3. The Tits – Okay, I’m joking here, but let’s face it, Anne Hathaway has progressed a LONG way from the Princess Diaries…
THINGS I DIDN’T LIKE ABOUT BROKEBACK MOUNTAIN
1. The “Controversy” – After all the ink that was spilled about this movie, and all of the preparations that were made for the inevitable anti-gay backlash that it was going to cause, I could not believe how downright…tame…the movie ended up being. To me, it seemed as though the messages it was trying to communicate were:
A. Homosexuality was frowned upon in the sixties.
B. Homosexuality was frowned upon in the west.
Now can anyone honestly say either of these two assertions are in ANY WAY controversial? Of course not. There may be a tacit point to be made about how little progress has been made between the sixties and today, but it was not made plain in the film, and thus you have to LOOK for it, if it’s going to be there.

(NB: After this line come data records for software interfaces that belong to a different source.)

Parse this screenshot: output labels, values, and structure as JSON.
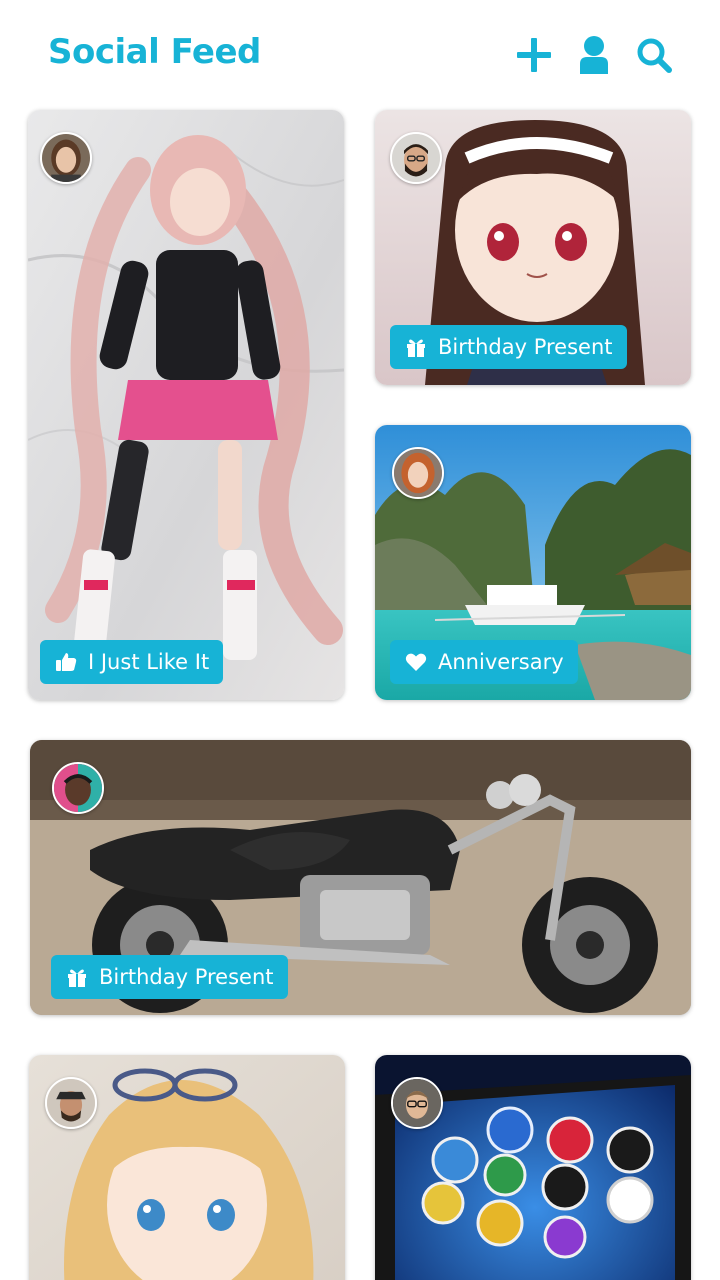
{
  "app": {
    "title": "Social Feed",
    "accent_color": "#17b3d6"
  },
  "header": {
    "actions": [
      {
        "icon": "plus-icon"
      },
      {
        "icon": "user-icon"
      },
      {
        "icon": "search-icon"
      }
    ]
  },
  "feed": {
    "posts": [
      {
        "subject": "anime-figure-pink-hair",
        "tag": {
          "icon": "thumbs-up-icon",
          "label": "I Just Like It"
        }
      },
      {
        "subject": "chibi-figure-dark-hair",
        "tag": {
          "icon": "gift-icon",
          "label": "Birthday Present"
        }
      },
      {
        "subject": "tropical-lagoon-boat",
        "tag": {
          "icon": "heart-icon",
          "label": "Anniversary"
        }
      },
      {
        "subject": "black-motorcycle",
        "tag": {
          "icon": "gift-icon",
          "label": "Birthday Present"
        }
      },
      {
        "subject": "anime-figure-blonde-hair",
        "tag": {
          "icon": "",
          "label": ""
        }
      },
      {
        "subject": "handheld-game-console",
        "tag": {
          "icon": "",
          "label": ""
        }
      }
    ]
  }
}
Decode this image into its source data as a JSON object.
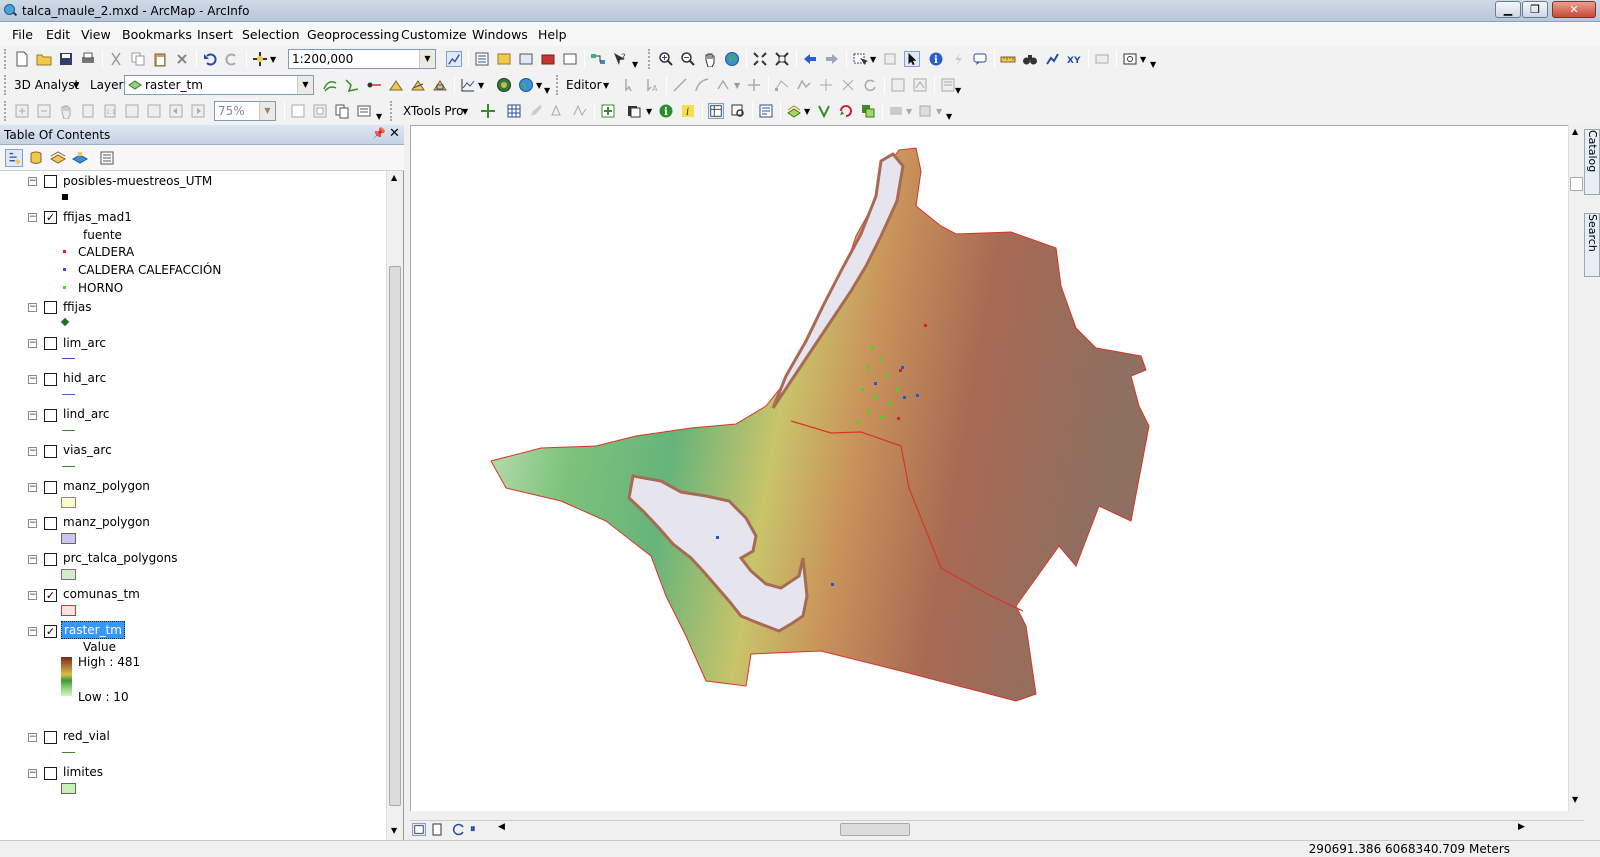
{
  "window": {
    "title": "talca_maule_2.mxd - ArcMap - ArcInfo"
  },
  "menu": [
    "File",
    "Edit",
    "View",
    "Bookmarks",
    "Insert",
    "Selection",
    "Geoprocessing",
    "Customize",
    "Windows",
    "Help"
  ],
  "toolbar1": {
    "scale": "1:200,000"
  },
  "toolbar2": {
    "analyst": "3D Analyst",
    "layer_label": "Layer:",
    "layer_value": "raster_tm",
    "editor": "Editor"
  },
  "toolbar3": {
    "zoom": "75%",
    "xtools": "XTools Pro"
  },
  "toc": {
    "title": "Table Of Contents",
    "layers": [
      {
        "name": "posibles-muestreos_UTM",
        "checked": false
      },
      {
        "name": "ffijas_mad1",
        "checked": true,
        "field": "fuente",
        "classes": [
          "CALDERA",
          "CALDERA CALEFACCIÓN",
          "HORNO"
        ]
      },
      {
        "name": "ffijas",
        "checked": false
      },
      {
        "name": "lim_arc",
        "checked": false
      },
      {
        "name": "hid_arc",
        "checked": false
      },
      {
        "name": "lind_arc",
        "checked": false
      },
      {
        "name": "vias_arc",
        "checked": false
      },
      {
        "name": "manz_polygon",
        "checked": false
      },
      {
        "name": "manz_polygon",
        "checked": false
      },
      {
        "name": "prc_talca_polygons",
        "checked": false
      },
      {
        "name": "comunas_tm",
        "checked": true
      },
      {
        "name": "raster_tm",
        "checked": true,
        "field": "Value",
        "high": "High : 481",
        "low": "Low : 10"
      },
      {
        "name": "red_vial",
        "checked": false
      },
      {
        "name": "limites",
        "checked": false
      }
    ]
  },
  "dock": {
    "catalog": "Catalog",
    "search": "Search"
  },
  "status": {
    "coordinates": "290691.386  6068340.709 Meters"
  },
  "colors": {
    "selection": "#3399ff",
    "caldera": "#e0201e",
    "calefaccion": "#2a55d0",
    "horno": "#36e11b",
    "boundary": "#d8342a"
  }
}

2. The Story – If you take away the inherent controversy that surrounded the premise and execution of Brokeback Mountain, the resultant film (to me at least) was dull and pointless. Again, this is just the opinion of the Culture Schlub, but I was always taught that the question “Why should I care” should always be applied to something you create. If you have a good answer, then the product is worth sharing. In this case, the filmmakers have created a watered-down and one-dimensional love story between two ultimately unlikable characters (paying attention to your daughter once does not make a man a good father, and standing up to a bullish father-in-law once does not make up for a lifetime of spinelessness), and the only answer I could find to “Why should I care?” is that they were gay. That, to me, is insulting. If I cared about them as people, I would have rooted for them no matter WHO or WHAT they wanted to love. But in this case, I was only rooting for the end.

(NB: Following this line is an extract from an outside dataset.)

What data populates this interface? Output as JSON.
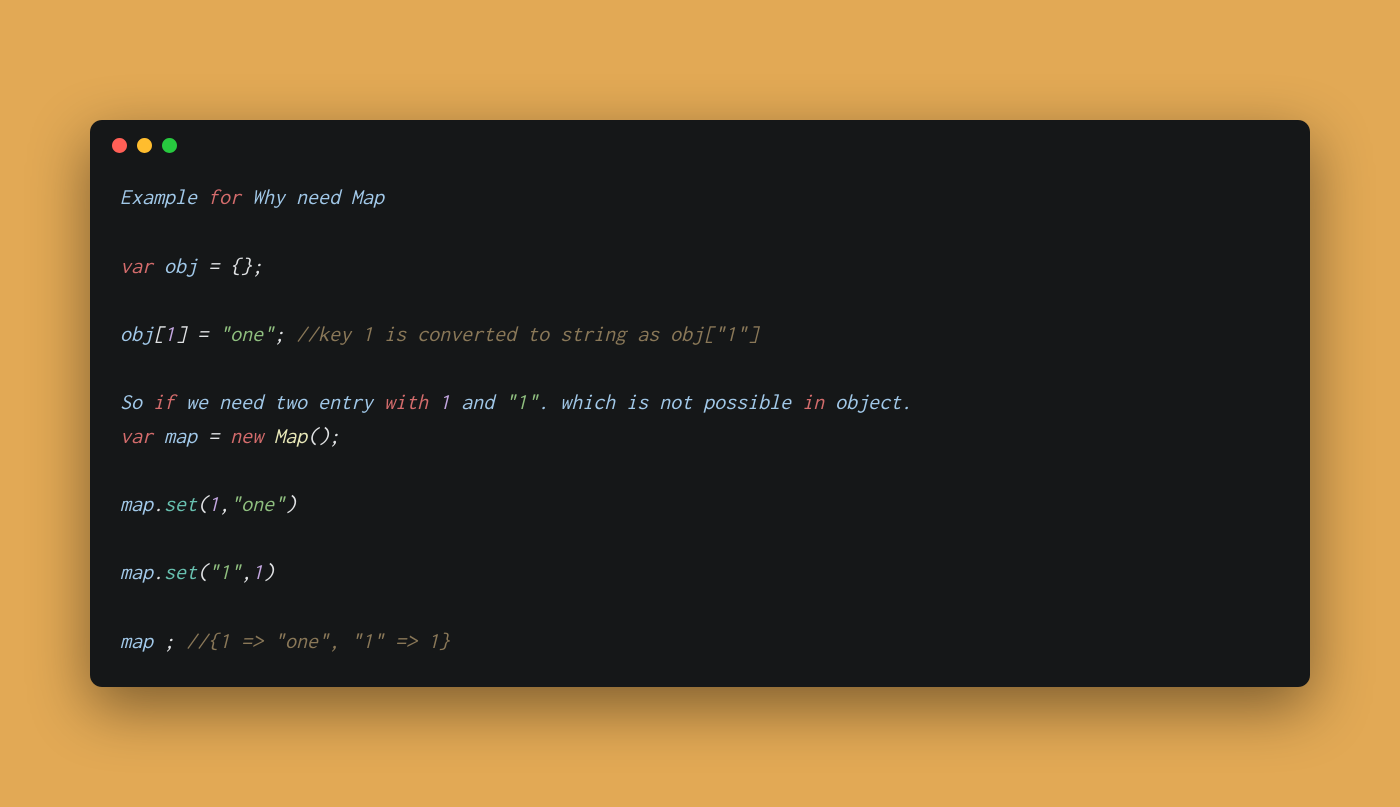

So I guess I’m going to leave this essay with some questions: Does anyone else out there agree with me? Did Brokeback Mountain fail to live up to the expectations heaped on it by everyone around you? If so, why?
Alternately, if I’m wrong, why? What moved you so much about this movie? Did it live up to the hype? Should it have been Best Picture?
As always, I might not know anything, but at least I’m willing to learn!